January 30, 2018

A state object is a digital document that represents and completely captures all relevant information about an agreement shared between parties, including its existence, content and current state.

More broadly, states can be thought of as referring to a fact at a point in time (for example, a cash state or an identity state). In Corda, states usually represent an obligation between parties. For example, a state object could represent a $100 obligation issued by a bank, an interest rate swap, or a zero coupon bond. The Corda Vault maintains the current position of state objects upon which two firms have agreed upon. In Corda, a state object is intended to be shared only with those who have a legitimate reason to see it. 

A state object references (in the form of hashes) both the contract code and legal prose contained by an agreement). States are established and can only be changed by accepted transactions, which are governed by the rules of the contract code. Digitally signed transactions consume zero or more states and create zero or more new states (see UTXO model)*Some transactions dictate that a new state be created while other transactions cause current states to evolve into new states. Potential new states may be proposed by parties to an agreement, but a “consensus state” is only reached once all parties to the agreement achieve consensus.

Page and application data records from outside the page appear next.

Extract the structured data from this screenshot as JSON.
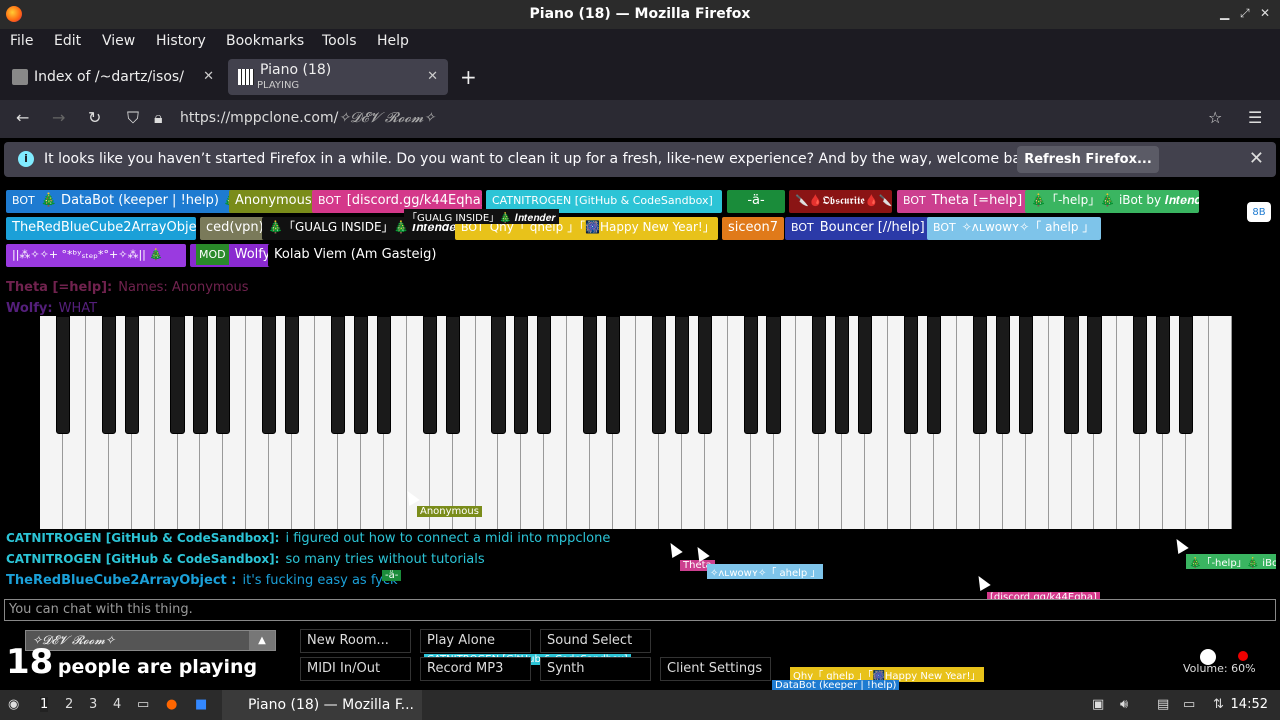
{
  "window": {
    "title": "Piano (18) — Mozilla Firefox"
  },
  "menu": [
    "File",
    "Edit",
    "View",
    "History",
    "Bookmarks",
    "Tools",
    "Help"
  ],
  "tabs": [
    {
      "label": "Index of /~dartz/isos/",
      "sub": ""
    },
    {
      "label": "Piano (18)",
      "sub": "PLAYING"
    }
  ],
  "address": {
    "prefix": "https://mppclone.com/",
    "room": "✧𝓓𝓔𝓥 𝓡𝓸𝓸𝓶✧"
  },
  "notification": {
    "message": "It looks like you haven’t started Firefox in a while. Do you want to clean it up for a fresh, like-new experience? And by the way, welcome back!",
    "button": "Refresh Firefox..."
  },
  "users": [
    {
      "badge": "BOT",
      "name": "🎄 DataBot (keeper | !help) 🎄",
      "color": "#1e7bd1"
    },
    {
      "badge": "",
      "name": "Anonymous",
      "color": "#7a8c1a"
    },
    {
      "badge": "BOT",
      "name": "[discord.gg/k44Eqha]",
      "color": "#d4388a"
    },
    {
      "badge": "",
      "name": "CATNITROGEN [GitHub & CodeSandbox]",
      "color": "#2cc4d6"
    },
    {
      "badge": "",
      "name": "-ä-",
      "color": "#1a8c3a"
    },
    {
      "badge": "",
      "name": "🔪🩸𝕺𝖇𝖘𝖈𝖚𝖗𝖎𝖙𝖊🩸🔪💀",
      "color": "#8a1414"
    },
    {
      "badge": "BOT",
      "name": "Theta [=help]",
      "color": "#cc3f8f"
    },
    {
      "badge": "",
      "name": "🎄「-help」🎄 iBot by 𝑰𝒏𝒕𝒆𝒏𝒅𝒆𝒓",
      "color": "#3ab561"
    },
    {
      "badge": "",
      "name": "TheRedBlueCube2ArrayObject",
      "color": "#1ba0d8"
    },
    {
      "badge": "",
      "name": "ced(vpn)",
      "color": "#7a7a5a"
    },
    {
      "badge": "",
      "name": "🎄「GUALG INSIDE」🎄 𝑰𝒏𝒕𝒆𝒏𝒅𝒆𝒓",
      "color": "#111111"
    },
    {
      "badge": "BOT",
      "name": "Qhy「 qhelp 」「🎆Happy New Year!」",
      "color": "#e8c21a"
    },
    {
      "badge": "",
      "name": "siceon7",
      "color": "#e07a1a"
    },
    {
      "badge": "BOT",
      "name": "Bouncer [//help]",
      "color": "#2b3aa8"
    },
    {
      "badge": "BOT",
      "name": "✧ᴧʟᴡᴏᴡʏ✧「 ahelp 」",
      "color": "#7ec4ea"
    },
    {
      "badge": "",
      "name": "||⁂✧✧+ °*ᵇʸₛₜₑₚ*°+✧⁂|| 🎄",
      "color": "#9a3ae0"
    },
    {
      "badge": "MOD",
      "name": "Wolfy",
      "color": "#8a2ad0"
    },
    {
      "badge": "",
      "name": "Kolab Viem (Am Gasteig)",
      "color": "#000000"
    }
  ],
  "chat_bg": [
    {
      "name": "Theta [=help]:",
      "text": "Names: Anonymous",
      "color": "#7a2050"
    },
    {
      "name": "Wolfy:",
      "text": "WHAT",
      "color": "#6a2aa0"
    }
  ],
  "chat": [
    {
      "name": "CATNITROGEN [GitHub & CodeSandbox]:",
      "text": "i figured out how to connect a midi into mppclone",
      "color": "#2cc4d6"
    },
    {
      "name": "CATNITROGEN [GitHub & CodeSandbox]:",
      "text": "so many tries without tutorials",
      "color": "#2cc4d6"
    },
    {
      "name": "TheRedBlueCube2ArrayObject :",
      "text": "it's fucking easy as fyck",
      "color": "#1ba0d8"
    }
  ],
  "chat_input_placeholder": "You can chat with this thing.",
  "room_select": "✧𝓓𝓔𝓥 𝓡𝓸𝓸𝓶✧",
  "people_count": "18",
  "people_label": "people are playing",
  "buttons": {
    "new_room": "New Room...",
    "play_alone": "Play Alone",
    "sound_select": "Sound Select",
    "midi": "MIDI In/Out",
    "record": "Record MP3",
    "synth": "Synth",
    "client_settings": "Client Settings"
  },
  "volume": {
    "label": "Volume: 60%",
    "level": 0.6
  },
  "cursor_tags": [
    {
      "text": "Anonymous",
      "color": "#7a8c1a"
    },
    {
      "text": "Theta",
      "color": "#cc3f8f"
    },
    {
      "text": "✧ᴧʟᴡᴏᴡʏ✧「 ahelp 」",
      "color": "#7ec4ea"
    },
    {
      "text": "[discord.gg/k44Eqha]",
      "color": "#d4388a"
    },
    {
      "text": "🎄「-help」🎄 iBot b",
      "color": "#3ab561"
    },
    {
      "text": "CATNITROGEN [GitHub & CodeSandbox]",
      "color": "#2cc4d6"
    },
    {
      "text": "Qhy「 qhelp 」「🎆Happy New Year!」",
      "color": "#e8c21a"
    },
    {
      "text": "DataBot (keeper | !help)",
      "color": "#1e7bd1"
    },
    {
      "text": "-ä-",
      "color": "#1a8c3a"
    },
    {
      "text": "「GUALG INSIDE」🎄 𝑰𝒏𝒕𝒆𝒏𝒅𝒆𝒓",
      "color": "#111111"
    }
  ],
  "taskbar": {
    "workspaces": [
      "1",
      "2",
      "3",
      "4"
    ],
    "task": "Piano (18) — Mozilla F...",
    "clock": "14:52"
  }
}
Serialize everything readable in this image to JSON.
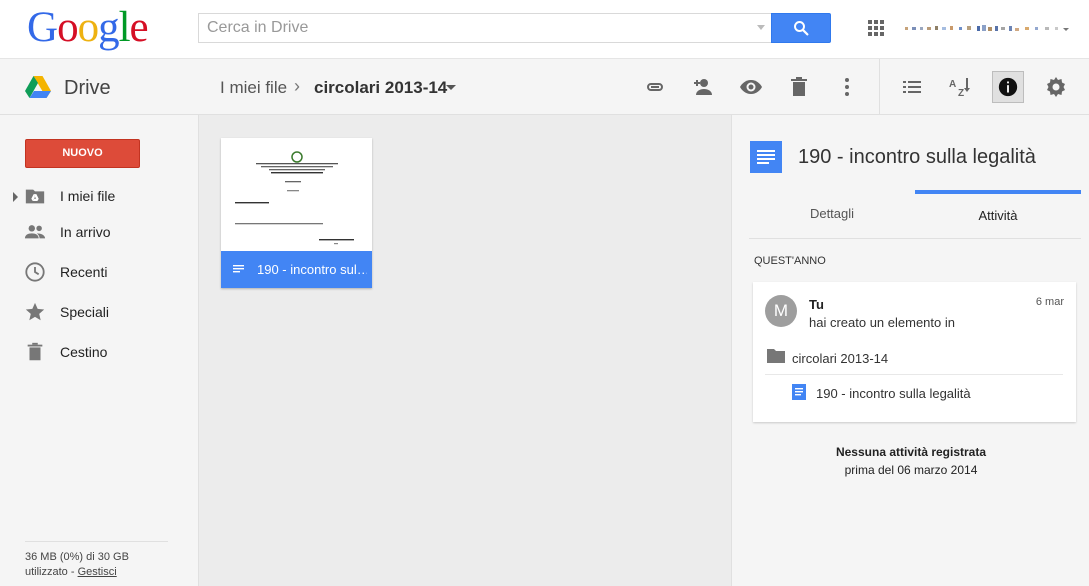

*A state object is either current (considered a live obligation) or historic (considered no longer valid). Note that these terms are also sometimes referred to as unspent/unconsumed or spent/consumed.